■ Problem details:
For the data below, report the number of lines that contain the string "Dollar" and nothing else.

■ Dataset excerpts:

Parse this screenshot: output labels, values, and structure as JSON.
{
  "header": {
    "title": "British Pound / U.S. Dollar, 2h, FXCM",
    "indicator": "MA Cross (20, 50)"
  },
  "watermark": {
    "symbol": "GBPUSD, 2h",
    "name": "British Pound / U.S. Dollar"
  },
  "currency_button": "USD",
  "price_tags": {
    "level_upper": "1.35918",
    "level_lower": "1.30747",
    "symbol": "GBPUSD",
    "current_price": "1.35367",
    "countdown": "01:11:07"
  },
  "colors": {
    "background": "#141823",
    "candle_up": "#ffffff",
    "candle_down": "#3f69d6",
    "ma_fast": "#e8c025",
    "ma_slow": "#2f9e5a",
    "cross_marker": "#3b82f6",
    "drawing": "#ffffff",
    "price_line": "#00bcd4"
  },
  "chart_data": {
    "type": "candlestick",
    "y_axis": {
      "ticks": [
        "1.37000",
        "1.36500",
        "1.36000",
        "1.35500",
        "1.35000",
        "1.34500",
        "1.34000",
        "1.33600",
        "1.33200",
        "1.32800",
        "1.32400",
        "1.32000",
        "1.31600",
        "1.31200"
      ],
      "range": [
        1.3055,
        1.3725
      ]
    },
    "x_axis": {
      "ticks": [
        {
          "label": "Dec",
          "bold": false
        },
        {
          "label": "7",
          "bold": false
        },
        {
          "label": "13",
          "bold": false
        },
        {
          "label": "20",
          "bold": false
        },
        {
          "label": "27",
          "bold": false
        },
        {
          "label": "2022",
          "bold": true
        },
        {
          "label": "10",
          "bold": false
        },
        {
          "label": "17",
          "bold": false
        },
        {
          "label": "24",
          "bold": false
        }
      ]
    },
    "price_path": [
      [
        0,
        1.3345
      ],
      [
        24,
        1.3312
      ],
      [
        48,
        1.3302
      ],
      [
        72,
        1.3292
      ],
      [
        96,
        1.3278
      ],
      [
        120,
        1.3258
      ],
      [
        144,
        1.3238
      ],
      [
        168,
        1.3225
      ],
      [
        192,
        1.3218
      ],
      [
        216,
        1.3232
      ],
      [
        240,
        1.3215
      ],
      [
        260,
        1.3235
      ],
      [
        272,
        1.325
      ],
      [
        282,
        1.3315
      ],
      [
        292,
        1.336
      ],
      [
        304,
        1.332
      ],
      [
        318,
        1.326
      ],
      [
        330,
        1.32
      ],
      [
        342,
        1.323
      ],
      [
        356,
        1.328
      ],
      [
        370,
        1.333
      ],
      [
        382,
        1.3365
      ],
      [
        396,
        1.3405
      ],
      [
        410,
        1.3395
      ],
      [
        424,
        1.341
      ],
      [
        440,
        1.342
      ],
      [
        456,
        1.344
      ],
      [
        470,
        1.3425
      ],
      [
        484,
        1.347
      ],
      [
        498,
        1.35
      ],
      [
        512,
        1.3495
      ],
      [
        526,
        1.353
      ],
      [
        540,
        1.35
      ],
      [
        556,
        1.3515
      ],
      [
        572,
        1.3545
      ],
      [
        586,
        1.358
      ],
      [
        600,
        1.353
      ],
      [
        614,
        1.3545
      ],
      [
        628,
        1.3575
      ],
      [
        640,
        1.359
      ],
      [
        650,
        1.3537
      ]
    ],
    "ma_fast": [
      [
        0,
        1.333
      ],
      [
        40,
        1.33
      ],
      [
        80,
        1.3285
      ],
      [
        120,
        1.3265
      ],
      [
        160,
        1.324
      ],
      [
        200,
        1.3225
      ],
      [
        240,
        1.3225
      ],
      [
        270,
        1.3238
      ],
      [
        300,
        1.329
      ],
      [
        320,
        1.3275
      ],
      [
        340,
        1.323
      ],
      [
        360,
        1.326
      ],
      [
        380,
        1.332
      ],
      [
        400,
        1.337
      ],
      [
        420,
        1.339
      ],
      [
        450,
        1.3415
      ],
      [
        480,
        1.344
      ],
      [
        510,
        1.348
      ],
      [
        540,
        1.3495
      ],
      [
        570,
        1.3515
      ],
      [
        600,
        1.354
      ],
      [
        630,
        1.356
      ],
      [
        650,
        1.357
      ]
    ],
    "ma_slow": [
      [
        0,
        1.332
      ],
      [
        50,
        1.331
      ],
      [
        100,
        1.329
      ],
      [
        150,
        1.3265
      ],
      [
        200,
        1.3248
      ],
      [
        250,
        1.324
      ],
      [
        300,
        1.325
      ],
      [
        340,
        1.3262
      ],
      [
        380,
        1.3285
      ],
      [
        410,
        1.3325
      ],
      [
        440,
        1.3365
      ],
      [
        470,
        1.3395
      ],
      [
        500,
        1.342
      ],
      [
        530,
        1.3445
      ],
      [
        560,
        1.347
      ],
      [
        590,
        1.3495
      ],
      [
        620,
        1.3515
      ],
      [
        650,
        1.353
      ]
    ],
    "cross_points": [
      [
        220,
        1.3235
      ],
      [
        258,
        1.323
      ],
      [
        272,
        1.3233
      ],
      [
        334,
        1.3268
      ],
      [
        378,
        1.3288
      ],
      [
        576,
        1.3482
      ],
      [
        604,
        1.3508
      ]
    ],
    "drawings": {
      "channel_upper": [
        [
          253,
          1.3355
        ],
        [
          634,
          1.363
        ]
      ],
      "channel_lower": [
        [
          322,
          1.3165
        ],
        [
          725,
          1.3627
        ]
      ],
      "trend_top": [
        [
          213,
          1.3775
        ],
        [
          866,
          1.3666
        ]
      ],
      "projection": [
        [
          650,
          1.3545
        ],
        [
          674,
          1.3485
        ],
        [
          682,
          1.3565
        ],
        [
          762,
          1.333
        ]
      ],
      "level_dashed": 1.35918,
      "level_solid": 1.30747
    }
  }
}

■ Response to this task:
2